Lasers are built to handle massive monthly workloads, with monthly duty cycles of anywhere between 2,000 and 20,000 pages, depending on the model. Even the toughest inkjets can't match that, with monthly workloads more in the 1500 to 5,000 pages range. That's going to be perfectly adequate for most teams or small departments, but if you need a printer capable of serving larger teams or applications where there's likely to be a higher workload, then a laser printer is still the best way to go.
Inkjet vs laser: Cost
Again, conventional wisdom states that lasers are expensive to buy but cheap to run, while inkjets are cheap upfront but cost you more long-term. What's more, where a laser toner cartridge will see you through thousands of prints, an Inkjet will need its cartridges replacing far more frequently.
Of course, conventional wisdom is no longer reliable. Look at real laser vs inkjet costs, and you may be surprised. On the one hand, lasers are getting cheaper, and the budget models are coming with smaller starter cartridges that run out fairly quickly, though the standard or super-sized cartridges will still have impressive lifespans. In toner alone, expect the cost per page to come in at around 2p for a black-and-white page and 5p to 10p for a colour page. On the other hand, business inkjets are getting their own costs per page right down, to the extent that some models can now produce prints for around 1p per page for black-and-white to 5p per page for colour. Meanwhile, the extra large cartridges are able to print over 9000 pages (black) or 6,500 pages (colour).
There are other costs to consider, though. On the laser's side, laser printers deliver excellent results even on plain paper, so there's no need to splash out on speciality media. On the inkjet's side, inkjet-ready office paper is no longer much more expensive, and inkjets usually consume less power in operation than their laser brethren. As a result, running costs can be lower for some inkjets than for comparable lasers. Combine that with a lower purchase cost, and there's definite scope to save your business money.
Inkjet vs laser: Networking, management and security
Historically, lasers have been the mainstay of workgroup printing, and you'll still find that enterprise-grade laser printers offer more management tools plus support for more high-end technologies such as Gigabit Ethernet and IPSec, not to mention upgrade options like expandable memory or a secure, plug-in hard disk.
All the same, an increasing number of office inkjet printers have the same embedded management features as their laser cousins, plus features like secure pull-printing, where jobs are held in a queue until released at the printer with a PIN code, or wireless, touch-to-print and cloud-printing features that enable the printer to work with a wider range of devices or take print jobs from remote locations. While a laser might offer more management and security features, a business inkjet can still give you all the tools you need.

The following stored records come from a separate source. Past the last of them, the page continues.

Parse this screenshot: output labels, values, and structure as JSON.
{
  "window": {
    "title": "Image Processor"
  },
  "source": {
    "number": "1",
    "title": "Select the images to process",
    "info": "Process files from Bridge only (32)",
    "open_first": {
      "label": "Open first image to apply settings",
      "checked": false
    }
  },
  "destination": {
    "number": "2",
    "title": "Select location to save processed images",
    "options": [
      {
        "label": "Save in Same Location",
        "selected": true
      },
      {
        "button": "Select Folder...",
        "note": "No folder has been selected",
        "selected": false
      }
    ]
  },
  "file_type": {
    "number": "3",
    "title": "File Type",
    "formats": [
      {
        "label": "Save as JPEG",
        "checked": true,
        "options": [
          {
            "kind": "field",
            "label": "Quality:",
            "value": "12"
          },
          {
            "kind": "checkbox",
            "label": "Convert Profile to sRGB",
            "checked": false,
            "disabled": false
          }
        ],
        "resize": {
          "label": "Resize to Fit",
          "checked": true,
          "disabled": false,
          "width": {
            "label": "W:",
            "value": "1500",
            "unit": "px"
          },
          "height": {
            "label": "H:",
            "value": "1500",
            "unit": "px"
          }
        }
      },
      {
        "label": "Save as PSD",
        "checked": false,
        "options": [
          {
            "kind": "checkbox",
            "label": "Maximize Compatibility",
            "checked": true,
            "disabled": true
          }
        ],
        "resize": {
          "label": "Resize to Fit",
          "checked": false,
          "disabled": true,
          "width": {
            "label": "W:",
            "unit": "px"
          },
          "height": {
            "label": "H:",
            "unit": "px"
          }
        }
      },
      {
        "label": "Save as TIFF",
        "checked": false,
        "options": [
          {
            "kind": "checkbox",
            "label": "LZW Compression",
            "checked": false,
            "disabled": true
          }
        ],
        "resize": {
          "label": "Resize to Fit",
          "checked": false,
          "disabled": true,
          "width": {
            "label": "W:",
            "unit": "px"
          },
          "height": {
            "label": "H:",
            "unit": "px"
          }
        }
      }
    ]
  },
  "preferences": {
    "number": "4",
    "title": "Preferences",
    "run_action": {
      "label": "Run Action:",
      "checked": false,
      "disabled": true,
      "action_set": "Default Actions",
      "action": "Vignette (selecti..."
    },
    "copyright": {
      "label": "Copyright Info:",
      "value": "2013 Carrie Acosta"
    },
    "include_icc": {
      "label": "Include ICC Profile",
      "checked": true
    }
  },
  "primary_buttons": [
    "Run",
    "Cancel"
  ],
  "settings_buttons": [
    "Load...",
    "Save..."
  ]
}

Inkjet vs laser: The conclusion
Today, there is no catch-all answer to the question of inkjet vs laser for the office. It's more a question of scale, workloads and the kind of tasks you need your printer to handle. Lasers definitely win through when it comes to heavy workloads, networking and management features, professional quality prints and the ability to scale up to serve large teams, but office-focused inkjets aren't far behind in many of these areas and can beat lasers on purchase cost, running costs and everyday performance. Be realistic about your needs, and you should be able to make the right choice.